Software technical support for BIM processes is marketed by many CAD manufacturers. Some examples:

BIM software with a focus on project management tasks:

  • Powerproject BIM from Elecosoft: scheduling and construction time planning with timeline simulation
  • Bim4you from BIB: planning and calculation

Free software that includes BIM functions:

  • FreeCAD : Universal CAD software with an architectural model
  • OpenProject : Open source project management software with support from IFC and BCF

See also

Web links


  • André Bormann, Markus König, Christian Koch, Jakob Beetz: Building Information Modeling. Technological basics and industrial practice. Springer Vieweg, Wiesbaden 2015, ISBN 978-3-658-05605-6 .
  • Kerstin Hausknecht, Thomas Liebich: BIM Compendium. Building Information Modeling as a new planning method. Fraunhofer IRB Verlag, Stuttgart 2016, ISBN 978-3-816-79489-9 .
  • Mark Baldwin: The BIM Manager: Practical Guide for BIM Project Management Beuth Verlag, 2018, ISBN 978-3-410-26232-9
  • Andreas Ragg: BIM manual: Recommendations for the digital construction process in civil engineering and road construction Publisher: MTS Maschinentechnik Schrode AG, 2019, ISBN 978-3-982-08140-3 .
  • André Pilling: BIM - the digital togetherness. Planning, building and operating in new dimensions. Beuth Verlag, Berlin 2019, ISBN 978-3-410-29152-7 .

Individual evidence
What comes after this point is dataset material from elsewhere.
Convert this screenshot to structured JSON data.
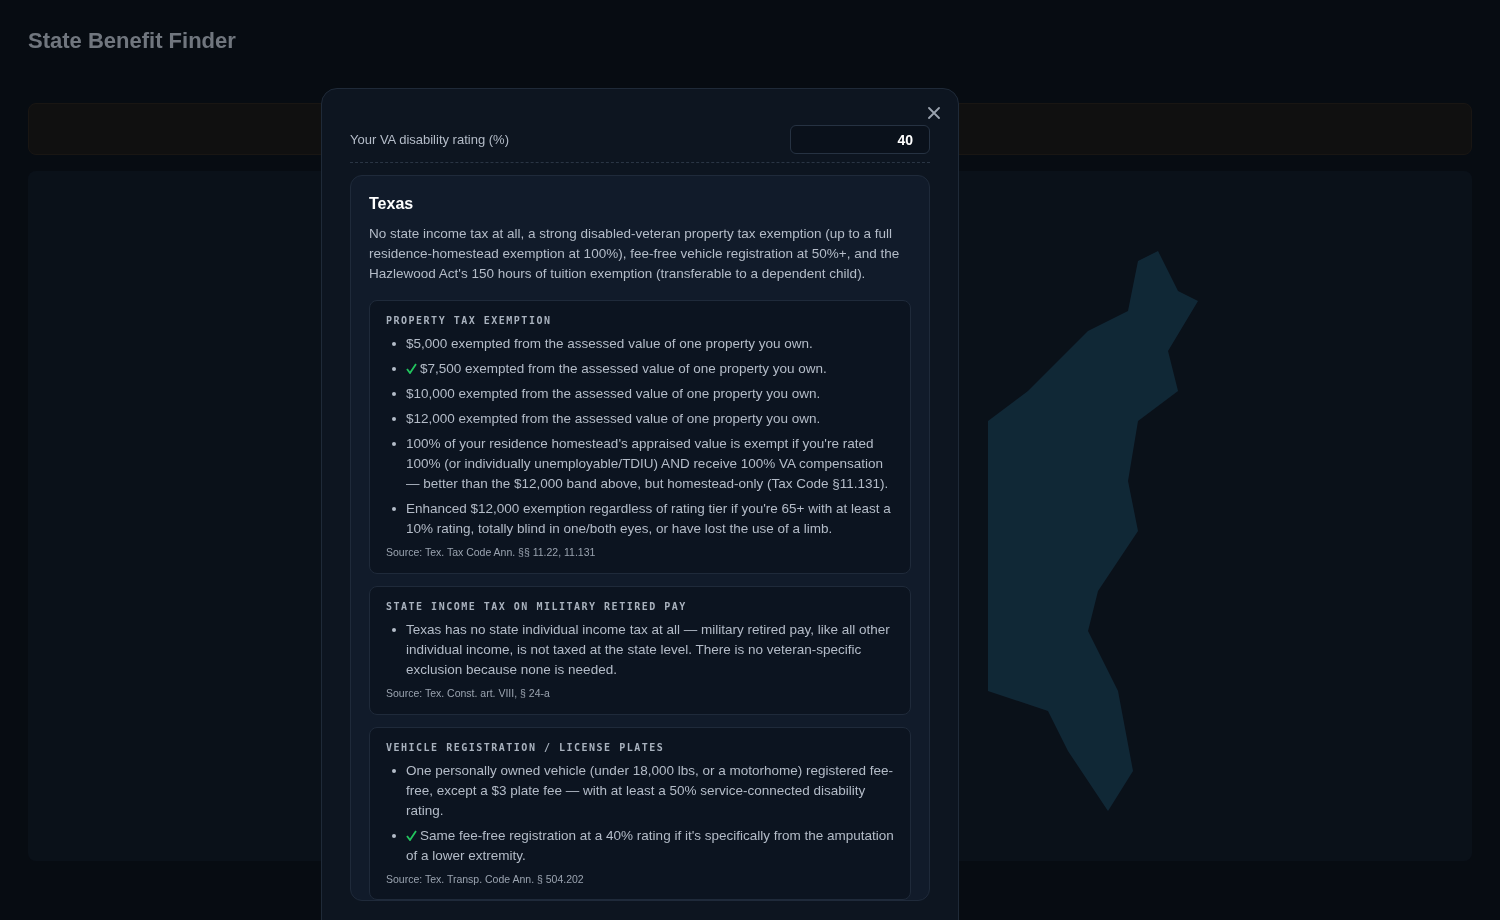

  1. KBOB_Recommendations_BIM_20180115. Retrieved December 11, 2019 .
  2. C. Eastman, P. Teicholz, R. Sacks, K. Liston: BIM Handbook. John Wiley & Sons, 2008.
  3. ^ Association of German Engineers eV: VDI 2552 Part 1 Draft, Building Information Modeling - Basics . Beuth, Düsseldorf June 2019, p. 27-28 .
  4. ^ André Borrmann et al: Building Information Modeling . 1st edition. Springer Vieweg, Wiesbaden 2015, ISBN 978-3-658-05605-6 , pp. 10-11 .
  5. ^ André Borrmann et al: Building Information Modeling . 1st edition. Springer Vieweg, Wiesbaden 2015, ISBN 978-3-658-05605-6 , pp. 57-74 .
  6. ^ K. Pramod Reddy: BIM for Building Owners and Developers . 1st edition. John Wiley & Sons, Inc., Hoboken, New Jersey 2012, ISBN 978-0-470-90598-2 , pp. 10-12 .
  7. ^ M. Prins, R. Owen: Integrated Design and Delivery Solutions. In: Architectural Engineering and Design Management. 6, 2010, pp. 227-231.
  8. ^ Eva Maria Herrmann: BIM Building Information Modeling Management Volume 2 . 1st edition. DETAIL Business Information GmbH, Munich 2017, ISBN 978-3-95553-406-6 , p. 46-49 .
  9. ^ André Borrmann et al: Building Information Modeling . 1st edition. Springer Vieweg, Wiesbaden 2015, ISBN 978-3-658-05605-6 , pp. 565 .
  10. All strings in hand New ways with Building Information Modeling. Retrieved December 11, 2019 .
  11. Federal Ministry of Transport and Digital Infrastructure: (as of 01/2017)
  12. (No longer available online.) Archived from the original on April 19, 2012 ; Retrieved December 6, 2013 .
  13. heise online: OpenProject 10.4: New viewer for integrating 3-D models. Retrieved May 17, 2020 .
  14. news: BIM & Software - OpenProject 10.4 with BIM release - IFC viewer as a new function of the open project management OpenProject, from 02.25.2020. Retrieved May 23, 2020 .